Qian Qichen, the foreign minister, yesterday telephoned Madeleine Albright, his US counterpart, and told her: "China does not favour the use of force against Iraq." He added that Peking was "quite uneasy" about the "increasingly deteriorating" situation with Iraq over weapons inspection.
Speaking on Chinese television yesterday, Mr Qian said: "China is extremely and definitely opposed to the use of military force because its use will result in ... casualties and create more turmoil in the region and even could cause new conflicts."
China is one of the five permanent members of the UN Security Council with the power of veto. In 1990 Peking abstained in the vote over military action against Saddam Hussein.
Mr Qian told Mrs Albright: "The Chinese side hopes that the parties concerned would adopt restraint ... and continue seeking the settlement of differences through dialogues."
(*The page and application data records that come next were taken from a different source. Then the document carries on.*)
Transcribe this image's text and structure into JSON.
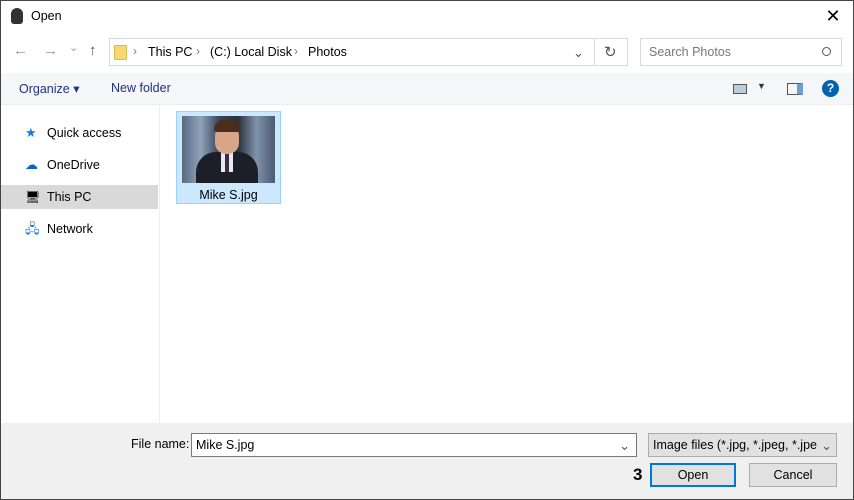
{
  "window": {
    "title": "Open",
    "close": "✕"
  },
  "nav": {
    "back": "←",
    "forward": "→",
    "recent": "⌄",
    "up": "↑"
  },
  "address": {
    "crumbs": [
      "This PC",
      "(C:) Local Disk",
      "Photos"
    ],
    "refresh": "↻",
    "dropdown": "⌄"
  },
  "search": {
    "placeholder": "Search Photos"
  },
  "toolbar": {
    "organize": "Organize ▾",
    "new_folder": "New folder",
    "help": "?"
  },
  "sidebar": {
    "items": [
      {
        "label": "Quick access",
        "icon": "★"
      },
      {
        "label": "OneDrive",
        "icon": "☁"
      },
      {
        "label": "This PC",
        "icon": "🖥"
      },
      {
        "label": "Network",
        "icon": "🖧"
      }
    ],
    "selected": "This PC"
  },
  "files": [
    {
      "name": "Mike S.jpg",
      "selected": true
    }
  ],
  "bottom": {
    "file_name_label": "File name:",
    "file_name_value": "Mike S.jpg",
    "filter": "Image files (*.jpg, *.jpeg, *.jpe, *",
    "open": "Open",
    "cancel": "Cancel",
    "step_marker": "3"
  },
  "colors": {
    "accent": "#0078d7",
    "selection": "#cce8ff"
  }
}
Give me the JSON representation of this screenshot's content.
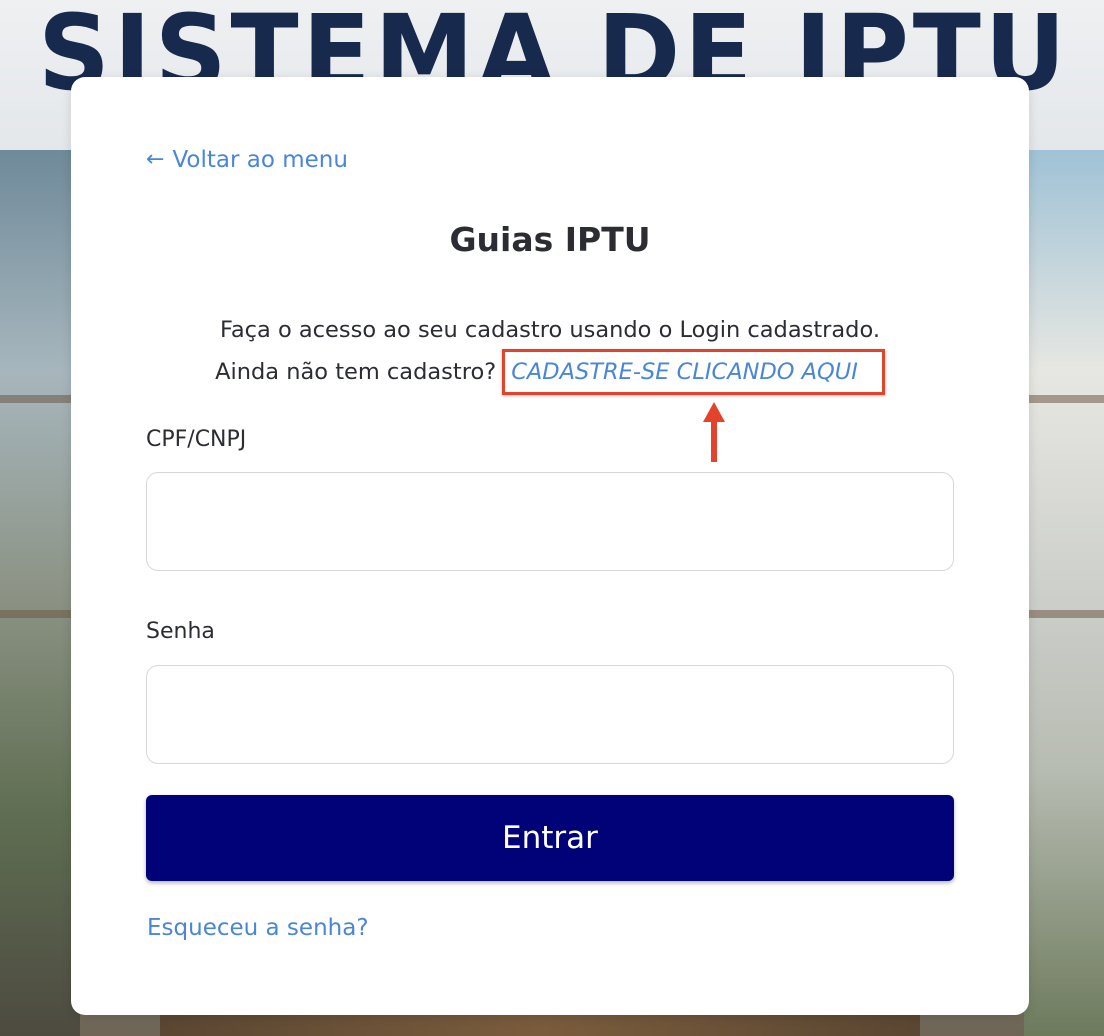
{
  "background": {
    "title": "SISTEMA DE IPTU"
  },
  "card": {
    "back_link": "Voltar ao menu",
    "back_icon": "arrow-left-icon",
    "title": "Guias IPTU",
    "description_line1": "Faça o acesso ao seu cadastro usando o Login cadastrado.",
    "description_line2": "Ainda não tem cadastro?",
    "signup_link": "CADASTRE-SE CLICANDO AQUI",
    "cpf_label": "CPF/CNPJ",
    "cpf_value": "",
    "password_label": "Senha",
    "password_value": "",
    "submit_label": "Entrar",
    "forgot_link": "Esqueceu a senha?"
  },
  "annotation": {
    "highlight_color": "#e2432a",
    "arrow_icon": "arrow-up-icon"
  },
  "colors": {
    "link": "#4a86d8",
    "button": "#020278"
  }
}
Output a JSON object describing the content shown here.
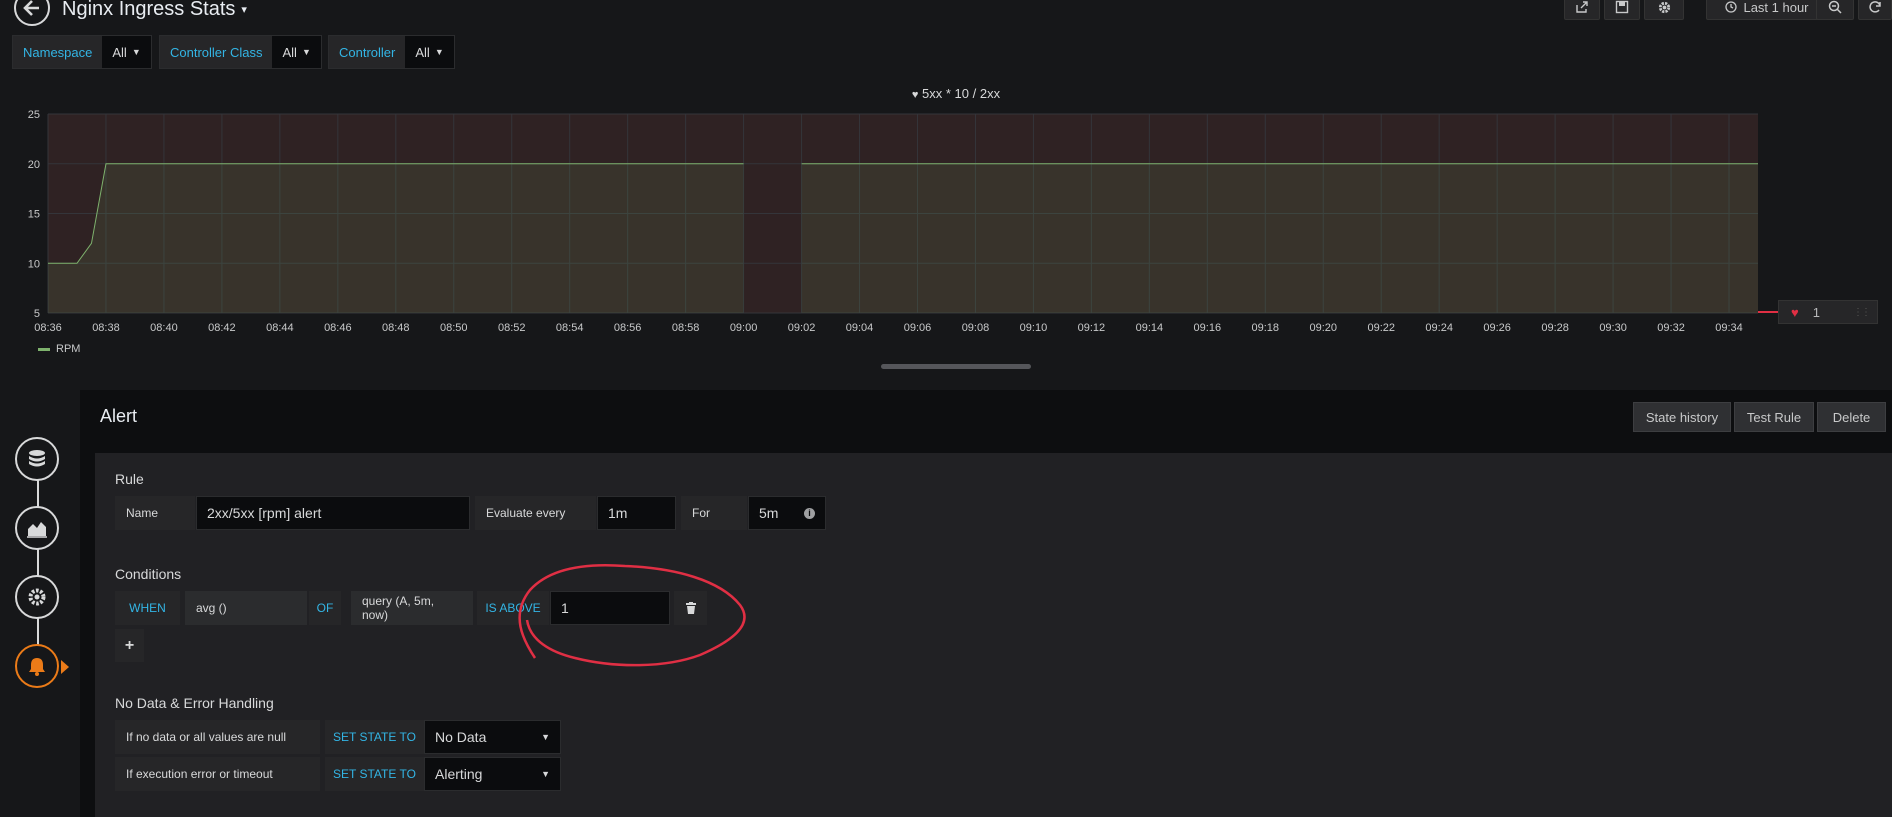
{
  "header": {
    "title": "Nginx Ingress Stats",
    "time_range": "Last 1 hour"
  },
  "variables": [
    {
      "label": "Namespace",
      "value": "All"
    },
    {
      "label": "Controller Class",
      "value": "All"
    },
    {
      "label": "Controller",
      "value": "All"
    }
  ],
  "chart_data": {
    "type": "line",
    "title": "5xx * 10 / 2xx",
    "x": [
      "08:36",
      "08:37",
      "08:37:30",
      "08:38",
      "08:40",
      "08:42",
      "08:44",
      "08:46",
      "08:48",
      "08:50",
      "08:52",
      "08:54",
      "08:56",
      "08:58",
      "09:00",
      "09:01",
      "09:01:30",
      "09:02",
      "09:04",
      "09:06",
      "09:08",
      "09:10",
      "09:12",
      "09:14",
      "09:16",
      "09:18",
      "09:20",
      "09:22",
      "09:24",
      "09:26",
      "09:28",
      "09:30",
      "09:32",
      "09:34",
      "09:35"
    ],
    "x_ticks": [
      "08:36",
      "08:38",
      "08:40",
      "08:42",
      "08:44",
      "08:46",
      "08:48",
      "08:50",
      "08:52",
      "08:54",
      "08:56",
      "08:58",
      "09:00",
      "09:02",
      "09:04",
      "09:06",
      "09:08",
      "09:10",
      "09:12",
      "09:14",
      "09:16",
      "09:18",
      "09:20",
      "09:22",
      "09:24",
      "09:26",
      "09:28",
      "09:30",
      "09:32",
      "09:34"
    ],
    "y_ticks": [
      5,
      10,
      15,
      20,
      25
    ],
    "ylim": [
      5,
      25
    ],
    "series": [
      {
        "name": "RPM",
        "color": "#7eb26d",
        "values": [
          10,
          10,
          12,
          20,
          20,
          20,
          20,
          20,
          20,
          20,
          20,
          20,
          20,
          20,
          20,
          null,
          null,
          20,
          20,
          20,
          20,
          20,
          20,
          20,
          20,
          20,
          20,
          20,
          20,
          20,
          20,
          20,
          20,
          20,
          20
        ]
      }
    ],
    "threshold": 1,
    "threshold_color": "#e02f44",
    "legend_position": "bottom-left",
    "grid": true
  },
  "threshold_badge": {
    "value": "1"
  },
  "alert": {
    "title": "Alert",
    "buttons": {
      "state_history": "State history",
      "test_rule": "Test Rule",
      "delete": "Delete"
    },
    "rule": {
      "section": "Rule",
      "name_label": "Name",
      "name_value": "2xx/5xx [rpm] alert",
      "evaluate_label": "Evaluate every",
      "evaluate_value": "1m",
      "for_label": "For",
      "for_value": "5m"
    },
    "conditions": {
      "section": "Conditions",
      "when": "WHEN",
      "reducer": "avg ()",
      "of": "OF",
      "query": "query (A, 5m, now)",
      "evaluator": "IS ABOVE",
      "threshold": "1",
      "add": "+"
    },
    "nodata": {
      "section": "No Data & Error Handling",
      "rows": [
        {
          "label": "If no data or all values are null",
          "action": "SET STATE TO",
          "value": "No Data"
        },
        {
          "label": "If execution error or timeout",
          "action": "SET STATE TO",
          "value": "Alerting"
        }
      ]
    }
  },
  "colors": {
    "accent": "#33b5e5",
    "active_step": "#eb7b18",
    "annotation": "#e02f44"
  }
}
Peking has also made it clear to Baghdad that Iraq must comply with UN resolutions requiring unlimited access to suspected weapons sites. China yesterday said it had sent a letter to Iraq's deputy prime minister, Tariq Aziz, demanding that Baghdad co-operate with UN inspectors.
Mr Qian is trying to co-ordinate China's position with Russia, whose deputy foreign minister is in Peking for talks today. A spokesman for the Russian embassy in Peking said: "Our views coincide ... [on Iraq]. We want a peaceful solution."
Peking has made no secret of wanting to re-establish trade links with Baghdad. In 1996 China announced it was holding talks with Iraq to sign what it described as "massive" oil exploration contracts.
- Teresa Poole, PekingReuse content